::: Material for this task
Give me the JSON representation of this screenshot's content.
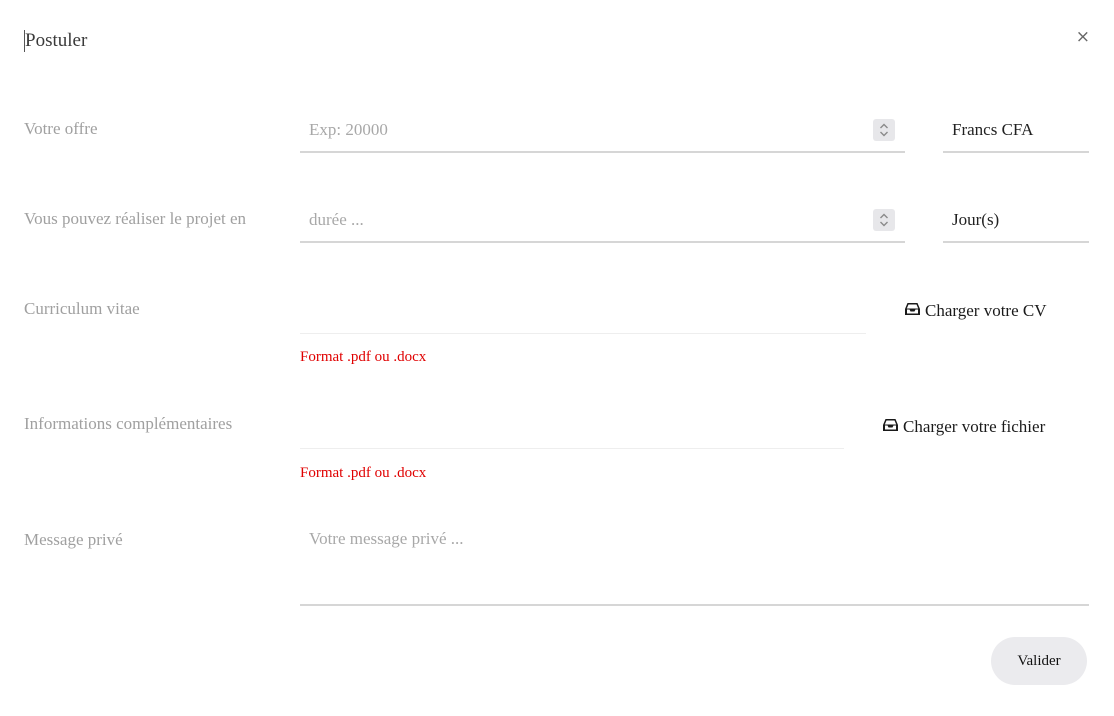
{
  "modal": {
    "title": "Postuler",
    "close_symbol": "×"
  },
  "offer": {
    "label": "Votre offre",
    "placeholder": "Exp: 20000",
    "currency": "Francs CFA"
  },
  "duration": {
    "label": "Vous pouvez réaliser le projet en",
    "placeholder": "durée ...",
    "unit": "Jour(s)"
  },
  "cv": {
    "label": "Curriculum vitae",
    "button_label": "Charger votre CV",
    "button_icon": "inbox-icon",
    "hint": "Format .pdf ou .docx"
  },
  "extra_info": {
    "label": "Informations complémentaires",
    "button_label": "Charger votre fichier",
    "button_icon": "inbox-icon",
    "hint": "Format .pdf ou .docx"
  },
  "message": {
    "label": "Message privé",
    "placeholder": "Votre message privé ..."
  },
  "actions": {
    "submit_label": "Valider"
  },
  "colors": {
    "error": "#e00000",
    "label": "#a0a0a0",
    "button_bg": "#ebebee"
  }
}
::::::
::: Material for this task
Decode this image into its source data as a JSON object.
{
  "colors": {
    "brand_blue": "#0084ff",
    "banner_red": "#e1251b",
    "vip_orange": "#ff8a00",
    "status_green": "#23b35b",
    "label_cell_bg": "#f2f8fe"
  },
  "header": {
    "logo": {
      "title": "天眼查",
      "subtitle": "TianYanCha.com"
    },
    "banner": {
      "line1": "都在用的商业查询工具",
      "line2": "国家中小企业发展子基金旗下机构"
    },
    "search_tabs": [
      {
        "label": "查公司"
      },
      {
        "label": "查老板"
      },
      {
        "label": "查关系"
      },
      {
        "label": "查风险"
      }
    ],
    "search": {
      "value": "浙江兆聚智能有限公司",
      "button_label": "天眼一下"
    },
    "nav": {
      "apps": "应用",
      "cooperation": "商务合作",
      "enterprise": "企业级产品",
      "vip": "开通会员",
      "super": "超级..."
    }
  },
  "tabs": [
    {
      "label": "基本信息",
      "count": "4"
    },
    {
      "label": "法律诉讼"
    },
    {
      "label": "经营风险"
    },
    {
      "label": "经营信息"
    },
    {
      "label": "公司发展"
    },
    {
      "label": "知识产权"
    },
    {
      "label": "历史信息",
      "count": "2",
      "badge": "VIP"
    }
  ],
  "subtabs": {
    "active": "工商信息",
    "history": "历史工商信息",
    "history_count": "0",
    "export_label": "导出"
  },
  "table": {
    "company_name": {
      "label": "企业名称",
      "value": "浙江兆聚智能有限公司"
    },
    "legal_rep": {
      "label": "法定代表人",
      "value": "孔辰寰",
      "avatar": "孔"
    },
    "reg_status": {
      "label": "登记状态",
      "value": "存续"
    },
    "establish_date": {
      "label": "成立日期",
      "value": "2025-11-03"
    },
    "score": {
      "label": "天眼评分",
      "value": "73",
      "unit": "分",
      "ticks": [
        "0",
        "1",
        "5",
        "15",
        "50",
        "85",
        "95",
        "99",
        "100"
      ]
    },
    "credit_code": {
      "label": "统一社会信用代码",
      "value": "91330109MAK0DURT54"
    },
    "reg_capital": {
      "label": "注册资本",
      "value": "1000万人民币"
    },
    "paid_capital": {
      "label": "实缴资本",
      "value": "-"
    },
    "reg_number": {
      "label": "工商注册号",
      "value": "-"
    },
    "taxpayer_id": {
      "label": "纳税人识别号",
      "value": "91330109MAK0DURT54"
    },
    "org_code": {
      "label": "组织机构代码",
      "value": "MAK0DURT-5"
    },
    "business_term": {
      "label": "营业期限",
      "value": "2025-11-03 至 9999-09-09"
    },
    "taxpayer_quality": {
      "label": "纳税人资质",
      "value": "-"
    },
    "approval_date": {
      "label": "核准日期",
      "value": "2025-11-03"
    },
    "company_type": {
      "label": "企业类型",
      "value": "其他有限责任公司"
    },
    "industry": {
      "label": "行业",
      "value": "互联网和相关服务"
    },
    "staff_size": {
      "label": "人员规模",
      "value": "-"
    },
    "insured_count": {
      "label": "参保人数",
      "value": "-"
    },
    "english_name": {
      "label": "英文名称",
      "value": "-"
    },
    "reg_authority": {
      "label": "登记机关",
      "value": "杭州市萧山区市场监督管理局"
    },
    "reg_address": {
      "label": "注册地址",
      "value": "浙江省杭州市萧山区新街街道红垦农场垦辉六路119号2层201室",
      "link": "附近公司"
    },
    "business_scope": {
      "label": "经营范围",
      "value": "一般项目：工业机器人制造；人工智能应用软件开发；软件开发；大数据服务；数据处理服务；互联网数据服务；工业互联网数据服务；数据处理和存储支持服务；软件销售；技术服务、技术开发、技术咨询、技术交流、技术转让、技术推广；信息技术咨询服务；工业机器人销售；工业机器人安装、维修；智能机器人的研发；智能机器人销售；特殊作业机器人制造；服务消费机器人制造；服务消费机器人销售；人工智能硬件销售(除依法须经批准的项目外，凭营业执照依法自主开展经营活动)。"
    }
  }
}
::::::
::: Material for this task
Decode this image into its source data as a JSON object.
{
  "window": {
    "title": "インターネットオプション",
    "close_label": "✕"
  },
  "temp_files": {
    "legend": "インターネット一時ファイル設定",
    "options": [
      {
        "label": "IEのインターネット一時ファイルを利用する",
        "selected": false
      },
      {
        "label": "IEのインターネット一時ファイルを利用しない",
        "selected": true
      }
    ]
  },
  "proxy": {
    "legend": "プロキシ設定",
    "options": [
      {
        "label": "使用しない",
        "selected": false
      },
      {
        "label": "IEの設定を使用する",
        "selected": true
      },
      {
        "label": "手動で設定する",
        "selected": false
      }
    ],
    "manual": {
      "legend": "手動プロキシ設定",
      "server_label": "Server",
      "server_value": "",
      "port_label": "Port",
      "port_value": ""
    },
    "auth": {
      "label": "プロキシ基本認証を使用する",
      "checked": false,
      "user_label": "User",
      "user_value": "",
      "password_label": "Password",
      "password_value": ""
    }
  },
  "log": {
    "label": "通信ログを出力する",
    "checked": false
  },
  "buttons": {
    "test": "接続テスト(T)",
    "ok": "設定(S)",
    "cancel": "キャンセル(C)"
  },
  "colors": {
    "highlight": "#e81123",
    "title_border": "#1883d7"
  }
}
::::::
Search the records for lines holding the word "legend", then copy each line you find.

Result
    "legend": "インターネット一時ファイル設定",
    "legend": "プロキシ設定",
      "legend": "手動プロキシ設定",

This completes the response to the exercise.